For the past couple of years the United States Postal Service (USPS) has issued a rate increase each May. The amount of the increase is tied to the Consumer Price Index (CPI) of the year. The result is smaller postage rate increases on an annual basis. Prior to this procedure, rates were increased in much larger increments, but on a less frequent bases.
What is intriguing is that year-to-date for 2009, the CPI is slightly negative. If it ends the year that way, it will be interesting to see what the USPS will do next May. One thing is certain; they will not lower their rates. It could be possible that there would be no rate increase come May 2010. However, that is unlikely given that the USPS is operating at a loss expected to be in the billions.
The same provision that mandates annual rate increases tied to the CPI, also allows for a rate increase surpassing the CPI in the event of extreme or unusual situations. I expect that amid raising costs, decreased mail volume, and a negative CPI, the USPS will exercise this clause and seek a rate increase this May anyway.

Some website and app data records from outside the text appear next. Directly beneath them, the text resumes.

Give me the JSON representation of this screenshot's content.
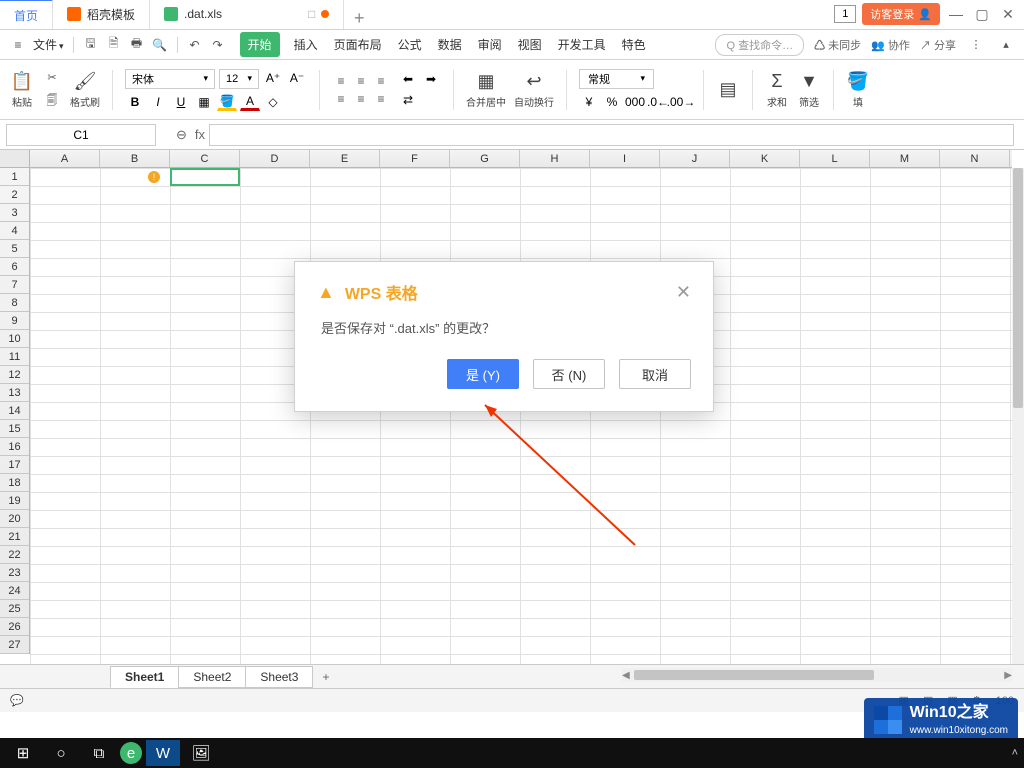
{
  "title_tabs": {
    "home": "首页",
    "template": "稻壳模板",
    "file": ".dat.xls",
    "add": "+",
    "badge": "1",
    "login": "访客登录"
  },
  "menubar": {
    "file": "文件",
    "tabs": [
      "开始",
      "插入",
      "页面布局",
      "公式",
      "数据",
      "审阅",
      "视图",
      "开发工具",
      "特色"
    ],
    "search": "Q 查找命令…",
    "right": [
      "未同步",
      "协作",
      "分享"
    ]
  },
  "ribbon": {
    "paste": "粘贴",
    "brush": "格式刷",
    "font": "宋体",
    "size": "12",
    "merge": "合并居中",
    "wrap": "自动换行",
    "fmt": "常规",
    "sum": "求和",
    "filter": "筛选",
    "fill": "填"
  },
  "cellbar": {
    "name": "C1",
    "fx": "fx"
  },
  "cols": [
    "A",
    "B",
    "C",
    "D",
    "E",
    "F",
    "G",
    "H",
    "I",
    "J",
    "K",
    "L",
    "M",
    "N"
  ],
  "rows": [
    "1",
    "2",
    "3",
    "4",
    "5",
    "6",
    "7",
    "8",
    "9",
    "10",
    "11",
    "12",
    "13",
    "14",
    "15",
    "16",
    "17",
    "18",
    "19",
    "20",
    "21",
    "22",
    "23",
    "24",
    "25",
    "26",
    "27"
  ],
  "dialog": {
    "title": "WPS 表格",
    "msg": "是否保存对 “.dat.xls” 的更改？",
    "yes": "是 (Y)",
    "no": "否 (N)",
    "cancel": "取消"
  },
  "sheets": {
    "s1": "Sheet1",
    "s2": "Sheet2",
    "s3": "Sheet3",
    "add": "+"
  },
  "status": {
    "zoom": "100"
  },
  "watermark": {
    "line1": "Win10之家",
    "line2": "www.win10xitong.com"
  }
}
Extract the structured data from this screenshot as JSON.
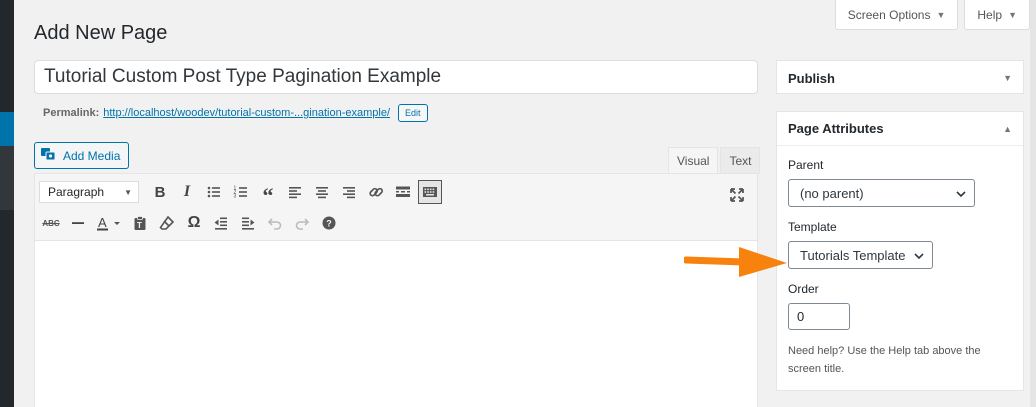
{
  "header": {
    "screen_options": "Screen Options",
    "help": "Help",
    "page_title": "Add New Page"
  },
  "post": {
    "title_value": "Tutorial Custom Post Type Pagination Example",
    "permalink_label": "Permalink:",
    "permalink_url": "http://localhost/woodev/tutorial-custom-...gination-example/",
    "edit_label": "Edit"
  },
  "media": {
    "add_media_label": "Add Media"
  },
  "editor": {
    "tabs": [
      "Visual",
      "Text"
    ],
    "format_select": "Paragraph",
    "toolbar_row1": [
      "bold-icon",
      "italic-icon",
      "bullet-list-icon",
      "numbered-list-icon",
      "blockquote-icon",
      "align-left-icon",
      "align-center-icon",
      "align-right-icon",
      "link-icon",
      "read-more-icon",
      "toolbar-toggle-icon"
    ],
    "toolbar_row2": [
      "strikethrough-icon",
      "horizontal-line-icon",
      "text-color-icon",
      "paste-text-icon",
      "clear-formatting-icon",
      "special-character-icon",
      "outdent-icon",
      "indent-icon",
      "undo-icon",
      "redo-icon",
      "keyboard-shortcuts-icon"
    ]
  },
  "sidebar": {
    "publish_title": "Publish",
    "attributes_title": "Page Attributes",
    "parent_label": "Parent",
    "parent_value": "(no parent)",
    "template_label": "Template",
    "template_value": "Tutorials Template",
    "order_label": "Order",
    "order_value": "0",
    "help_text": "Need help? Use the Help tab above the screen title."
  },
  "colors": {
    "accent": "#0073aa",
    "arrow": "#f7830e",
    "admin_bar": "#23282d"
  }
}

(The title of this blog is borrowed from a 1946 movie, and its 1981 remake, of the same name. As I recall, the movie had nothing to do mail and everything to do with deceit and intrigue.)